Stored data

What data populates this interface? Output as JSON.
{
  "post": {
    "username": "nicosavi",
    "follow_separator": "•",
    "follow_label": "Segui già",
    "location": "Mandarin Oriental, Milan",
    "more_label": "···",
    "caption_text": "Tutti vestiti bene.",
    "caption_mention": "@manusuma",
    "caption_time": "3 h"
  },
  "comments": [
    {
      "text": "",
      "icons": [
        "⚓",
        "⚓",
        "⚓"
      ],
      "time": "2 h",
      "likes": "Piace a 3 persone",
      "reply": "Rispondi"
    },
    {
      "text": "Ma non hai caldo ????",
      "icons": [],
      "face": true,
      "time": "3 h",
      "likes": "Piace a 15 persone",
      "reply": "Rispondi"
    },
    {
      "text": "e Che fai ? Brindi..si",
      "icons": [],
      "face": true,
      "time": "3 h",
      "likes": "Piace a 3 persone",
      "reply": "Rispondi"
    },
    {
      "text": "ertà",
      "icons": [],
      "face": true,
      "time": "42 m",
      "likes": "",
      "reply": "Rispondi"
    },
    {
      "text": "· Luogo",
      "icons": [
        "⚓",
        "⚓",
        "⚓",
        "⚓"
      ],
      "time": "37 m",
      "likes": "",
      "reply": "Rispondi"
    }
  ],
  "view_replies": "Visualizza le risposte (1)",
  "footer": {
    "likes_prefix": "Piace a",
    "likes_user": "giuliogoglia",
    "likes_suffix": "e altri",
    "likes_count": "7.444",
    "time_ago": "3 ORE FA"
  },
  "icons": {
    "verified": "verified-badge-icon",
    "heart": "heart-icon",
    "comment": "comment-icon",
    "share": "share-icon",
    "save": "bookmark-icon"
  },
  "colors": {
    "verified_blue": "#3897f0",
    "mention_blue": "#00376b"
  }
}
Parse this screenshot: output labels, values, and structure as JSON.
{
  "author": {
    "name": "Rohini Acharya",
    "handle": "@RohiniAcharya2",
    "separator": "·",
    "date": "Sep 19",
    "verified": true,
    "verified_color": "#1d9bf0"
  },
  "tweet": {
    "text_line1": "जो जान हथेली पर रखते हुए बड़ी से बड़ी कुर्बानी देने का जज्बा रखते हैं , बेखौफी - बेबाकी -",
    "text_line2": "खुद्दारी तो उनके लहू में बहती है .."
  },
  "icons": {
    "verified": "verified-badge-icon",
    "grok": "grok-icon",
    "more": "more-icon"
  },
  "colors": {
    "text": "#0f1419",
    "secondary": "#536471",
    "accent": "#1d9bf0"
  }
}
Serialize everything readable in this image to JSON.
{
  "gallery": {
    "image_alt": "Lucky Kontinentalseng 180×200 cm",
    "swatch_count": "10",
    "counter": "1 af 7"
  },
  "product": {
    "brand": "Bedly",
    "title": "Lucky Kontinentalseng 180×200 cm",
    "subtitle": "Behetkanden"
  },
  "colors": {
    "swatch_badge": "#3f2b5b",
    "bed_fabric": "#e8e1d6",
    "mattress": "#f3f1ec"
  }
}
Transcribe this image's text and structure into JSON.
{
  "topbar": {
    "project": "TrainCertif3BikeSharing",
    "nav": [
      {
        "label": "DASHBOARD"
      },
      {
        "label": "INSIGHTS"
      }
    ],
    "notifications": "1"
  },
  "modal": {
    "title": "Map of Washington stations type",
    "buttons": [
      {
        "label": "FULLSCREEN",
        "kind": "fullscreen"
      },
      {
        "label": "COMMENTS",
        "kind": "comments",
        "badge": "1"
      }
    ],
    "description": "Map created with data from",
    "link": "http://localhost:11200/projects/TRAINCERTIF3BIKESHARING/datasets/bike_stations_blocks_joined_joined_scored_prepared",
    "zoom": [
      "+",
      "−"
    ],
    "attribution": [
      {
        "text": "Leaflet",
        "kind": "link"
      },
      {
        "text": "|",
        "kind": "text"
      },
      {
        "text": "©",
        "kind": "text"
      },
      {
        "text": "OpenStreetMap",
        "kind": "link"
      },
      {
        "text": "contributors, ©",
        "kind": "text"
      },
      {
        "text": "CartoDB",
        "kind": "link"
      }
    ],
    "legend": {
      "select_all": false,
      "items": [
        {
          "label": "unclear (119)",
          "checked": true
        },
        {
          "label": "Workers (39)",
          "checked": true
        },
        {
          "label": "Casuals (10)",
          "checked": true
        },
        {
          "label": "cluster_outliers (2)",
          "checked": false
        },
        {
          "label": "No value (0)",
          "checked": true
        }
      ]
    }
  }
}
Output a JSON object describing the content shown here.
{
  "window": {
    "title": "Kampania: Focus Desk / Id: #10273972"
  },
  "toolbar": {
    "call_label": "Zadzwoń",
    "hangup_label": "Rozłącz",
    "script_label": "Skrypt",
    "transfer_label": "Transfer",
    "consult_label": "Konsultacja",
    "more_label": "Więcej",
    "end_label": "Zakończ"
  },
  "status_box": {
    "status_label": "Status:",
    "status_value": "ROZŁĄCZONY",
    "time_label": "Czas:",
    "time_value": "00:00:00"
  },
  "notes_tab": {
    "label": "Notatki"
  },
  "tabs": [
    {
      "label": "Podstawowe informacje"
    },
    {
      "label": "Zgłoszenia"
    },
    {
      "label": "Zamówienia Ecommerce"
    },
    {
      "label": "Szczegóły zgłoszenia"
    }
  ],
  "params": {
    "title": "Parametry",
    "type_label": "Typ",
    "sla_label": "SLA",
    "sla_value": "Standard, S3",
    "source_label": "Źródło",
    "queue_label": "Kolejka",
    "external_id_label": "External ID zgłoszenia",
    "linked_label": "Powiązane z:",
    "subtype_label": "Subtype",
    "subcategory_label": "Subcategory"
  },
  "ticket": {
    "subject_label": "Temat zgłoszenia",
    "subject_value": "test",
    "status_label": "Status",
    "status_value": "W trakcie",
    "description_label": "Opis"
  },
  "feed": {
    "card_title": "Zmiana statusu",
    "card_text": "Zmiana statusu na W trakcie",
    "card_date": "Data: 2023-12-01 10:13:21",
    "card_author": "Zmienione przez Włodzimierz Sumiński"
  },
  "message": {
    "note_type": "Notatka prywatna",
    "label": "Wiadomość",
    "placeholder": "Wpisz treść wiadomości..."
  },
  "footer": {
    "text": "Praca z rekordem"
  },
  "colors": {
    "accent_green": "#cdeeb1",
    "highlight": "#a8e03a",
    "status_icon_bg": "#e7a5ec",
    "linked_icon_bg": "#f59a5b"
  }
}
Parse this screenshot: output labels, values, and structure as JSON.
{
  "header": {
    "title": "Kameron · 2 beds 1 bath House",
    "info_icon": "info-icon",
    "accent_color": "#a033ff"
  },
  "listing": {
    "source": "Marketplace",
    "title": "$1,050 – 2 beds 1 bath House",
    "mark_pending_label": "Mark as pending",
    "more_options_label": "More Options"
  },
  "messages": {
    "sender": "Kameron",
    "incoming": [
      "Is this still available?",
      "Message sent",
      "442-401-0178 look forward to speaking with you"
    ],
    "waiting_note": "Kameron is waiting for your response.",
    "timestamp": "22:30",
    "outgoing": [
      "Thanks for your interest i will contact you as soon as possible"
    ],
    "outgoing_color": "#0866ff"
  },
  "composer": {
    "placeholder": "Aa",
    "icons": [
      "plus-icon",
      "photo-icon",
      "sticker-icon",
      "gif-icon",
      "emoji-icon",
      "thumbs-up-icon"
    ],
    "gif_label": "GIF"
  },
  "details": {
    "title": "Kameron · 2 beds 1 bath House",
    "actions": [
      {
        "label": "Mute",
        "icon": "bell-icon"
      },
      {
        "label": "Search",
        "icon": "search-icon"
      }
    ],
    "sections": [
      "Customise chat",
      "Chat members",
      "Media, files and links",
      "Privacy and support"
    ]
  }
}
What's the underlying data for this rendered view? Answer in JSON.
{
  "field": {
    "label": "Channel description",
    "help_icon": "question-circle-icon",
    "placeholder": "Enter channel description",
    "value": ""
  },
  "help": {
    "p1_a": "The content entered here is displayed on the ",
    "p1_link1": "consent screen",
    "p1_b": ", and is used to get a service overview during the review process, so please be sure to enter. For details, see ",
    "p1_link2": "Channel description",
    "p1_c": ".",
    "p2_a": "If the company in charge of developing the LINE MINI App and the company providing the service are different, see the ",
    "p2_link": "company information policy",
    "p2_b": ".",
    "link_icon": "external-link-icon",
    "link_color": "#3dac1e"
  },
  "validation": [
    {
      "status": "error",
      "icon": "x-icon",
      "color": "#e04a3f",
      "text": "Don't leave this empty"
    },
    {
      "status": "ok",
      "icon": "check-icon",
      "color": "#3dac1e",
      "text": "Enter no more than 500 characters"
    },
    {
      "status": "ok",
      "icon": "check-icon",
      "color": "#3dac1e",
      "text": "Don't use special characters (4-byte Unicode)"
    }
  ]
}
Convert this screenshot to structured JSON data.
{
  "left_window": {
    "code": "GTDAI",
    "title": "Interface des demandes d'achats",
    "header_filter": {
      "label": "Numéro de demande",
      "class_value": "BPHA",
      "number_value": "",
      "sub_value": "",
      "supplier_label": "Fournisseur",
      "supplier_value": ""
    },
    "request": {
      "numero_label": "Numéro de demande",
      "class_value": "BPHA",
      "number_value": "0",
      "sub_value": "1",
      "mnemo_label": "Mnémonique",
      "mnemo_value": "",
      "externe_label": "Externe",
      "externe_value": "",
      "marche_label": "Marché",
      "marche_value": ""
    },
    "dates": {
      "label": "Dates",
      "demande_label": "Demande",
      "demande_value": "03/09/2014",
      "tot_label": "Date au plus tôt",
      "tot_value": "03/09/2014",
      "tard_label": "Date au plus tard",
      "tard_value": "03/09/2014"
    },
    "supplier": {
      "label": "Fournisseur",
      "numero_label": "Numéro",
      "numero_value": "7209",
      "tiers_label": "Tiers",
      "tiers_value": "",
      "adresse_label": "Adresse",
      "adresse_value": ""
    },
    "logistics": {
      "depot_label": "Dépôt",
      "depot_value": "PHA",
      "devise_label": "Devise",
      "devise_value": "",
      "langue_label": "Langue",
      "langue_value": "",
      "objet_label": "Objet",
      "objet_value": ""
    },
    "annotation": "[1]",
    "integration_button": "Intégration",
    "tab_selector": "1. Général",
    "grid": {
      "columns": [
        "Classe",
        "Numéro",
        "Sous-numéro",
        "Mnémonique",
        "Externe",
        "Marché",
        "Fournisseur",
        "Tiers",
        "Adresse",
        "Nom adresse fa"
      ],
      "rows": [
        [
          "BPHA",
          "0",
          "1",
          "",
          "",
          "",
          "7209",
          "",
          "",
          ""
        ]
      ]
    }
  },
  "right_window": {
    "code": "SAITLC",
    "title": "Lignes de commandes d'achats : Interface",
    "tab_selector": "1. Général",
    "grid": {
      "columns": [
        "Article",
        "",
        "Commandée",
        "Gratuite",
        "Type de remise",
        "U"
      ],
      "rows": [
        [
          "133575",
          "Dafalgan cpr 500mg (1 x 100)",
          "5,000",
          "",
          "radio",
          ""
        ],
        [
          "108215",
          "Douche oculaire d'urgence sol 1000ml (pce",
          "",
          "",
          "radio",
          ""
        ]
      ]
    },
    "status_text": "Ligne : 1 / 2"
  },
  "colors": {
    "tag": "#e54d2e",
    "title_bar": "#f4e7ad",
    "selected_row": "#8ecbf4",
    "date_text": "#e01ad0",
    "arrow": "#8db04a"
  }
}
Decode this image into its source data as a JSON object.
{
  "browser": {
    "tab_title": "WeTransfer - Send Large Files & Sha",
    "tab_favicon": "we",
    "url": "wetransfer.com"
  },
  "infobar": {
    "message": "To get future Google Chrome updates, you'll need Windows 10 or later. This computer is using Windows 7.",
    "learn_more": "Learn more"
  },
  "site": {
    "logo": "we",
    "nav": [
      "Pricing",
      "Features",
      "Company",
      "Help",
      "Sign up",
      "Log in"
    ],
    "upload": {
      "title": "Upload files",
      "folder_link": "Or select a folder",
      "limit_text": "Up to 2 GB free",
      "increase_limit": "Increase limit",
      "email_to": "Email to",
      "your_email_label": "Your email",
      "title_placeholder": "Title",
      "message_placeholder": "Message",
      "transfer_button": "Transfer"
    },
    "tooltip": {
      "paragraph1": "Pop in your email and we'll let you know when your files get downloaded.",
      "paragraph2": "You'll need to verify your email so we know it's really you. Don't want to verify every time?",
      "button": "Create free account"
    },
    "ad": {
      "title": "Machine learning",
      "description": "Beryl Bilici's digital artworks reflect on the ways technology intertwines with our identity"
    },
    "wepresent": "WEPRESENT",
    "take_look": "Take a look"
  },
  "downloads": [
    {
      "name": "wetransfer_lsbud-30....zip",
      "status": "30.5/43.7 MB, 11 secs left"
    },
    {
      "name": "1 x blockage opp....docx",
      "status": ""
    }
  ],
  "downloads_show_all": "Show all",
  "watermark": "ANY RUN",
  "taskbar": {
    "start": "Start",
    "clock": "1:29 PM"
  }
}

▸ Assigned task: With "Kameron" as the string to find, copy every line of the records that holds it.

▸ Your response:
    "title": "Kameron · 2 beds 1 bath House",
    "sender": "Kameron",
    "waiting_note": "Kameron is waiting for your response.",
    "title": "Kameron · 2 beds 1 bath House",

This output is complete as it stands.